◆ **HOW TO COMPLETE THIS TASK**: Filter the records, keeping every line that has the string "JSON".

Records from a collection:
• • •
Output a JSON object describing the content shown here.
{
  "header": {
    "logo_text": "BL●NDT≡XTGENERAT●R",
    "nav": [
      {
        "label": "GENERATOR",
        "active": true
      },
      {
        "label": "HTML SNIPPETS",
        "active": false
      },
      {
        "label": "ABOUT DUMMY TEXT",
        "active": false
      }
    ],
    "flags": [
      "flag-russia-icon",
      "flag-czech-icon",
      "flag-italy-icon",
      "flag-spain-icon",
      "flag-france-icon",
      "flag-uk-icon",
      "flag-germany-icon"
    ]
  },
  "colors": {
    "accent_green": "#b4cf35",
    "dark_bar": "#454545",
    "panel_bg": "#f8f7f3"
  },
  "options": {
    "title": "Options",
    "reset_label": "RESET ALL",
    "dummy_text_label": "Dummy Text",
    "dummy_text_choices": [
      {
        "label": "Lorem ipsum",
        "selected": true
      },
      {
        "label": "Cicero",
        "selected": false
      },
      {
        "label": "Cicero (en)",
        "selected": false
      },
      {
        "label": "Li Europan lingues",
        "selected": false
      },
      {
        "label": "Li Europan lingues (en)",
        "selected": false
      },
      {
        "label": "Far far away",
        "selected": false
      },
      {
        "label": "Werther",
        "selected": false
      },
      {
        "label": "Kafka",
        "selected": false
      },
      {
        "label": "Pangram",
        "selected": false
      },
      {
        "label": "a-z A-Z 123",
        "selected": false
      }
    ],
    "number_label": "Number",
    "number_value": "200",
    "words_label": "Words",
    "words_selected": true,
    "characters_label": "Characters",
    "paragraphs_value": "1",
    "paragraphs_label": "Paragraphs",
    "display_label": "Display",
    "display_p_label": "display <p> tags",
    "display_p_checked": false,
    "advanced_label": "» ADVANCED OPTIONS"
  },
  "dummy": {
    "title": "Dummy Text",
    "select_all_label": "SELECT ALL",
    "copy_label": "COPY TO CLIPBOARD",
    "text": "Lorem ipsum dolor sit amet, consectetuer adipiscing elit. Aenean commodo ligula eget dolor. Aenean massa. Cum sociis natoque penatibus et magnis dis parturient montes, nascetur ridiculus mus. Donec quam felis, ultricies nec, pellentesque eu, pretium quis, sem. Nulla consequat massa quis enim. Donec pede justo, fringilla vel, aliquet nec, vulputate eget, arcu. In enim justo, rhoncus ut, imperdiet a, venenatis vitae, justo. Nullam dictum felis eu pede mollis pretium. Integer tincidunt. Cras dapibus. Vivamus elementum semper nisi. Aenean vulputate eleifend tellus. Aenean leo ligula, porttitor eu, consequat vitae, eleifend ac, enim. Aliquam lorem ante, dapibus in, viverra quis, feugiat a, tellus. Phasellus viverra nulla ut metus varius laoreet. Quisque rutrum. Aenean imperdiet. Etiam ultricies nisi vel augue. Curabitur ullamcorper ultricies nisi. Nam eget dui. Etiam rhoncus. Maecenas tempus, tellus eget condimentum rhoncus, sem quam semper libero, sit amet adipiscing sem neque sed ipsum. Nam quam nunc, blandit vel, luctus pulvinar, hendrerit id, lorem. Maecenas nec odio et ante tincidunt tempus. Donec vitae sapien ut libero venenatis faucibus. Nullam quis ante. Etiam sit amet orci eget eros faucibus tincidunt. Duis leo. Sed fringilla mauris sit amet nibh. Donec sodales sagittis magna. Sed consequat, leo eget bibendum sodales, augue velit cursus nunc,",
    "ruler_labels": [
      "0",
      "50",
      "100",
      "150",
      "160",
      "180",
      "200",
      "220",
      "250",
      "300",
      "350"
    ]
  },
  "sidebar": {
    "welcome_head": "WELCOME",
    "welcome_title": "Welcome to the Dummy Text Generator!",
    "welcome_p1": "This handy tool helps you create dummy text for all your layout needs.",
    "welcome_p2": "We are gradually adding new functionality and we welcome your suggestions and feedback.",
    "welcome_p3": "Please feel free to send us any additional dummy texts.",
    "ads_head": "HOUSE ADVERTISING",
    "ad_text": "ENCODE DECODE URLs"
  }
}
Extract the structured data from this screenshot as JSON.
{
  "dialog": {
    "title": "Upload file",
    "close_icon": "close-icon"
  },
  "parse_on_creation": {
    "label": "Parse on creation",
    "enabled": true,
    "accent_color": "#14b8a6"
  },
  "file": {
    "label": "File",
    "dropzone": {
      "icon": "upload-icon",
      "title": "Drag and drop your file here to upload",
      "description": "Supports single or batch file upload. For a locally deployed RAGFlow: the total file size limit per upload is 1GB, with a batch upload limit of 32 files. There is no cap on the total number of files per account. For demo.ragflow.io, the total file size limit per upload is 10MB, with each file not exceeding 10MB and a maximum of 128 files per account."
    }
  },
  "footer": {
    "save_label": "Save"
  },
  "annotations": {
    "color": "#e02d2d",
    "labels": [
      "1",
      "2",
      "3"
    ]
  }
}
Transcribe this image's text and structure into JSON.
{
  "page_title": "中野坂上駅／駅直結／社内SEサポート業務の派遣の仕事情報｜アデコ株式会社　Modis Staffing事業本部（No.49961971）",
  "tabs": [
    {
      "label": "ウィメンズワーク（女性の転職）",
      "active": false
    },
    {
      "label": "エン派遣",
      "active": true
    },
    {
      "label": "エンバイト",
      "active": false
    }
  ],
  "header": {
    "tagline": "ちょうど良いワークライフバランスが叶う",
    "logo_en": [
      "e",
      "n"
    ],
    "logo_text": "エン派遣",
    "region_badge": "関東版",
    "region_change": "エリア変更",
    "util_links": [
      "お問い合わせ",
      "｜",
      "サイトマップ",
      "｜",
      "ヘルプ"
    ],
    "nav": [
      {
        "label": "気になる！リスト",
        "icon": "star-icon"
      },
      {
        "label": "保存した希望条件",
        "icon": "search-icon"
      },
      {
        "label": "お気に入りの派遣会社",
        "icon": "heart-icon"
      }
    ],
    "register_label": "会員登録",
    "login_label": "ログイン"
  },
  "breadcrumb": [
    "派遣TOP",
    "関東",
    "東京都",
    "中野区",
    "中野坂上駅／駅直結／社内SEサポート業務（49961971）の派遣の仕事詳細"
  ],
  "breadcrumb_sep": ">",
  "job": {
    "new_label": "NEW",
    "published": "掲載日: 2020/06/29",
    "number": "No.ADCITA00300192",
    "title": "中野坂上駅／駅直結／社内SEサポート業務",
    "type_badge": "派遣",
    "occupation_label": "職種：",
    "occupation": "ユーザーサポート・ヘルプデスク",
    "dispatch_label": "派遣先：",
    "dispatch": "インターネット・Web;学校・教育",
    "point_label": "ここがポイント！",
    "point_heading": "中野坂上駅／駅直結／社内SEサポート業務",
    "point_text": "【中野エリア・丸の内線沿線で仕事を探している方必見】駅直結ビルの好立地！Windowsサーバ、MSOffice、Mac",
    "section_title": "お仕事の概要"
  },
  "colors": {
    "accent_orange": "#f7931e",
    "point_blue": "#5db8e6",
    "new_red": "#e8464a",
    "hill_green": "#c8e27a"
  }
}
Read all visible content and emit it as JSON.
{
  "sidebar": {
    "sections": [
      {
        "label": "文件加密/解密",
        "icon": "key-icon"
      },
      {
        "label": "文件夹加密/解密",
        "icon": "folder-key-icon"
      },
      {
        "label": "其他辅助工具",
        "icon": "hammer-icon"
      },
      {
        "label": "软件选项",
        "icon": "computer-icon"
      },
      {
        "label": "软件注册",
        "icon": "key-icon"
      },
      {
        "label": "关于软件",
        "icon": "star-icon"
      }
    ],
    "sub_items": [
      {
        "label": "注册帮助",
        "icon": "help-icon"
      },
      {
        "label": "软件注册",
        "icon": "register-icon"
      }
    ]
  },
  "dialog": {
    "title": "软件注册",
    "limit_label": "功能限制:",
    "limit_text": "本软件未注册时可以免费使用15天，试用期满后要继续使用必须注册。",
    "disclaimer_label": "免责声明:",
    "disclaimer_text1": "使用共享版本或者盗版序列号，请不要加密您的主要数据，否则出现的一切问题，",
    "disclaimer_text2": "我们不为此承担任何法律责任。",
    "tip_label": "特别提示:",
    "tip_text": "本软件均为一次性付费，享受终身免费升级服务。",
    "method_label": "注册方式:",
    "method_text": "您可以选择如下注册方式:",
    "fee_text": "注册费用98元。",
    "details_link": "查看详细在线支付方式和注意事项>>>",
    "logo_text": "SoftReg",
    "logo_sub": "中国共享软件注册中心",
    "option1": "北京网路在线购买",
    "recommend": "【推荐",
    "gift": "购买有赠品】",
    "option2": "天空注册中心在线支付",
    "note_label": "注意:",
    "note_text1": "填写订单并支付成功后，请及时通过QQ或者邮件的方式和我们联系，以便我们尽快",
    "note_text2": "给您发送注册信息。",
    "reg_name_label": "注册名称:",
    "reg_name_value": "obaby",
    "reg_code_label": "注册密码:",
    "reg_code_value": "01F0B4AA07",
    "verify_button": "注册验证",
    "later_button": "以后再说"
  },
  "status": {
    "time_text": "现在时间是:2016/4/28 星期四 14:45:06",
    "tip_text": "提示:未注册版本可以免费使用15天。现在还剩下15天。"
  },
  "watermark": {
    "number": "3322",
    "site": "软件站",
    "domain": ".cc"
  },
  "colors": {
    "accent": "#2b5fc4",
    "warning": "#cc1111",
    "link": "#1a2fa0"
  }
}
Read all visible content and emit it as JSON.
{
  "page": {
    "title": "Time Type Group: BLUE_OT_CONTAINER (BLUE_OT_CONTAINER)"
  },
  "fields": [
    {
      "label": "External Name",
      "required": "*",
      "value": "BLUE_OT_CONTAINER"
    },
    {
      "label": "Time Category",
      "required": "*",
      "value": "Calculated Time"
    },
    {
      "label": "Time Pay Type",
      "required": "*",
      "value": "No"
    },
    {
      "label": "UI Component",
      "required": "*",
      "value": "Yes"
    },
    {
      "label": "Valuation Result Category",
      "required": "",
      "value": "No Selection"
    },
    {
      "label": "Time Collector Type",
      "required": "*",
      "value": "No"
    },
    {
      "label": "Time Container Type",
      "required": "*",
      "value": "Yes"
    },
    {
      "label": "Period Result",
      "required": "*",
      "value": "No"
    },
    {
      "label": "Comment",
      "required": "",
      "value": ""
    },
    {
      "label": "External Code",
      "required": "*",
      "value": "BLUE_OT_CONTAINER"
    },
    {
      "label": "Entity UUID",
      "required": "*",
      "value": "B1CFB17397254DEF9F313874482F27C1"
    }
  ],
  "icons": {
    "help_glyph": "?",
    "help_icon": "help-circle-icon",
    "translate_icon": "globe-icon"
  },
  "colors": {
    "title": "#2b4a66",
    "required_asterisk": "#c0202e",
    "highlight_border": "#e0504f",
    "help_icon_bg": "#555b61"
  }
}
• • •
◆ **SOLUTION TO THIS PROBLEM**:
Output a JSON object describing the content shown here.
Extract the structured data from this screenshot as JSON.
Transcribe this image's text and structure into JSON.
Read all visible content and emit it as JSON.
Read all visible content and emit it as JSON.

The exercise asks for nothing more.